Sometime in the Seventies, American middle-class idealism went into a stall. Under Presidents Carter and Clinton, the Democratic Party has survived by distancing itself from the unions and from any mention of redistribution, and moving into a sterile vacuum called the "center." The party no long has a visible, noisy left wing---a wing with which the intellectuals can identify and on which the unions can rely for support. It is as if the distribution of income and wealth has become too scary a topic for any American politician---much less any sitting president---ever to mention. Politicians fear that mentioning it would lose them votes among the only Americans who can be relied on to go to the polls: the suburbanites. So the choice between the two major parties has come down to a choice between cynical lies and terrified silence. (pp. 86-7, emphasis mine)

Monday, October 08, 2007

You're all just a bunch of robots, man.

I've been thinking a lot lately about the "determinism makes us robots" assumption that seems more or less pervasive in the popular literature on free will and moral responsibility. It popus up especially in popular articles about the impact of neuroscientific work on free will. The idea seems to be that the truth of determinism would preclude reasoned judgment, which appears to be at least a significant requirement for free and responsible action. But the robot metaphor carries with it the image of self-alienation, as if determinism would have us carrying on mechanistically in spite of some deper free self.

There was an interesting exchange about this on The Garden of Forking Paths recently over an article of Dana's. And since then contributors have been linking to (mostly popular) articles that make this assumption or seem to take it as a serious position that needs to be dispatched.

All this strikes me as interesting both sociologically and philosophically. There's ample evidence to show that lots of people think this way about determinism. What makes, not just incompatibilism, but this particular interpretation of its consequences, so attractive to undergraduates and science journalists? Is compatibilism really that unintuitive? And so what if it is? Eddy Nahmias and Joshua Knobe have pushed this for some purpose that is a bit opaque to me.

Anyhow, thoughts on the determinism to robots move, either anecdotal or otherwise?

Friday, October 05, 2007

semantic externalism comics


the medicalization of back pain

Here. An excerpt:

Now as I have said so many times before, the placebo effect is not about a sugar pill, it’s about the cultural meaning of a treatment, and our expectations: we know from research that two sugar pills are more effective than one, that a salt water injection is better for pain than a sugar pill, that colour and packaging have a beneficial effect, and so on. Interestingly, there has even been a trial on patients with arm pain specifically comparing a placebo pill against a placebo ritual involving a sham medical device, modelled on acupuncture, which found that the elaborate ritual was more effective than the simple sugar pill. “Placebo” is not a unitary phenomenon, there is not “one type of placebo”.

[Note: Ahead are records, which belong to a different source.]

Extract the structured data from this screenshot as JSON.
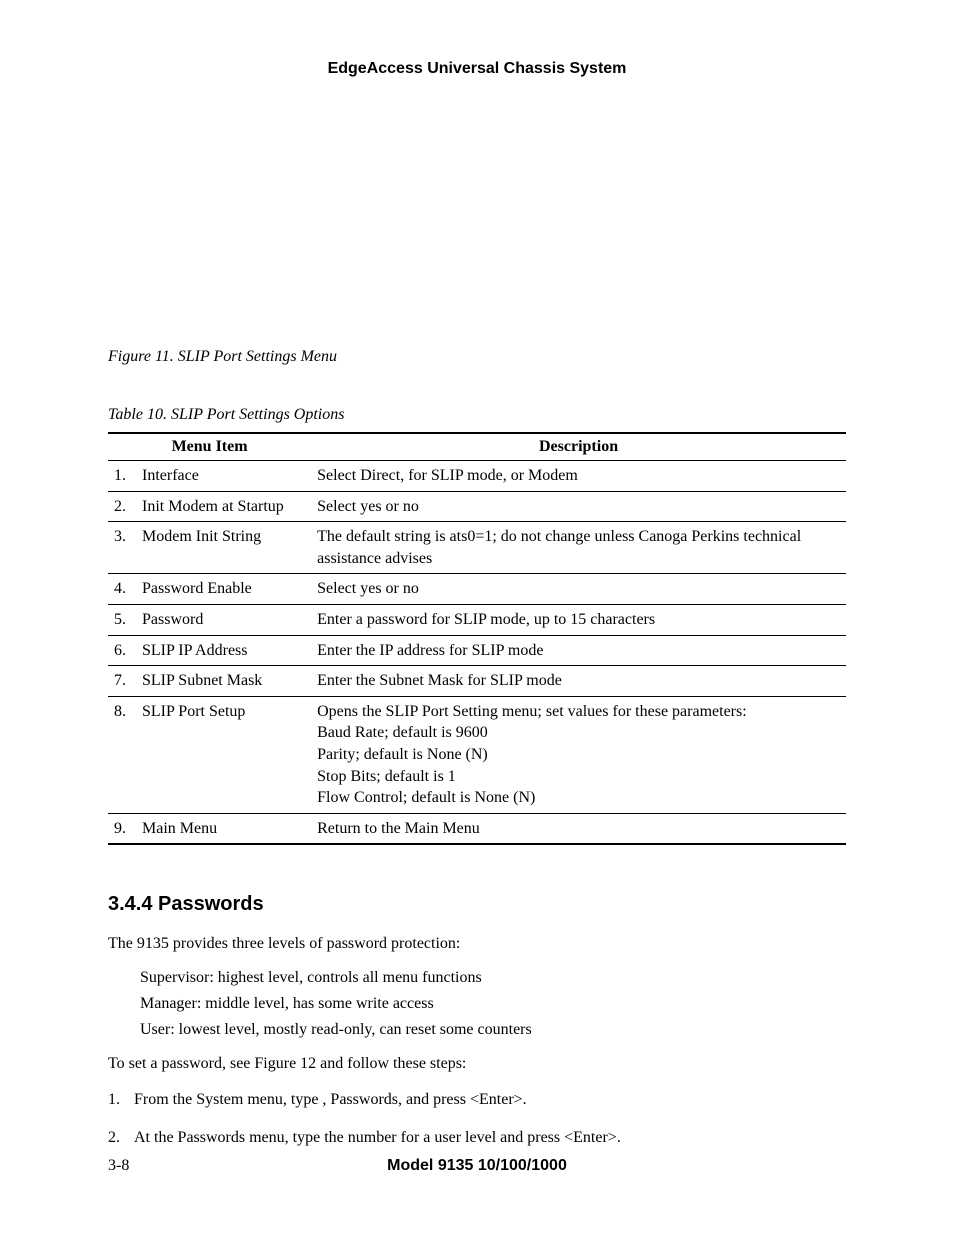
{
  "header": "EdgeAccess Universal Chassis System",
  "figure_caption": "Figure 11.  SLIP Port Settings Menu",
  "table_caption": "Table 10.  SLIP Port Settings Options",
  "table": {
    "columns": [
      "Menu Item",
      "Description"
    ],
    "rows": [
      {
        "num": "1.",
        "item": "Interface",
        "desc": [
          "Select Direct, for SLIP mode, or Modem"
        ]
      },
      {
        "num": "2.",
        "item": "Init Modem at Startup",
        "desc": [
          "Select yes or no"
        ]
      },
      {
        "num": "3.",
        "item": "Modem Init String",
        "desc": [
          "The default string is ats0=1; do not change unless Canoga Perkins technical assistance advises"
        ]
      },
      {
        "num": "4.",
        "item": "Password Enable",
        "desc": [
          "Select yes or no"
        ]
      },
      {
        "num": "5.",
        "item": "Password",
        "desc": [
          "Enter a password for SLIP mode, up to 15 characters"
        ]
      },
      {
        "num": "6.",
        "item": "SLIP IP Address",
        "desc": [
          "Enter the IP address for SLIP mode"
        ]
      },
      {
        "num": "7.",
        "item": "SLIP Subnet Mask",
        "desc": [
          "Enter the Subnet Mask for SLIP mode"
        ]
      },
      {
        "num": "8.",
        "item": "SLIP Port Setup",
        "desc": [
          "Opens the SLIP Port Setting menu; set values for these parameters:",
          "Baud Rate;  default is 9600",
          "Parity;  default is None (N)",
          "Stop Bits;  default is 1",
          "Flow Control;  default is None (N)"
        ]
      },
      {
        "num": "9.",
        "item": "Main Menu",
        "desc": [
          "Return to the Main Menu"
        ]
      }
    ]
  },
  "section": {
    "heading": "3.4.4  Passwords",
    "intro": "The 9135 provides three levels of password protection:",
    "levels": [
      "Supervisor:  highest level, controls all menu functions",
      "Manager:  middle level, has some write access",
      "User:  lowest level, mostly read-only, can reset some counters"
    ],
    "steps_intro": "To set a password, see Figure 12 and follow these steps:",
    "steps": [
      {
        "n": "1.",
        "text": "From the System menu, type   , Passwords, and press <Enter>."
      },
      {
        "n": "2.",
        "text": "At the Passwords menu, type the number for a user level and press <Enter>."
      }
    ]
  },
  "footer": {
    "page": "3-8",
    "model": "Model 9135 10/100/1000"
  }
}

But the most important background information missing from the news reports wasn’t about the details of the study: it was about back pain. Because back pain isnt like epilepsy or tuberculosis. Most of the big risk factors for a niggle turning into chronic longstanding back pain are personal, psychological, and social: things like depression, job dissatisfaction, unavailability of light duty on return to work, and so on.

And the evidence on treatments tells an even more interesting psychosocial story: sure, anti-inflammatory drugs are better than placebo. But more than that, bed rest is actively harmful, specific exercises can be too, and proper trial data shows that simply giving advice to “stay active” speeds recovery, reduces chronic disability, and reduces time off work.
We don’t like stories and solutions like that for our health problems. There are huge industries telling you that your tiredness is due to some “chromium deficiency” (buy the pill); your cloudy headed foggy feeling can be fixed with vitamin pills, pills, and more pills. It is a brave doctor who dares to bring up psychosocial issues for any complaint when a patient has been consistently told it is biomedical by every newspaper, every magazine, and every quack in town.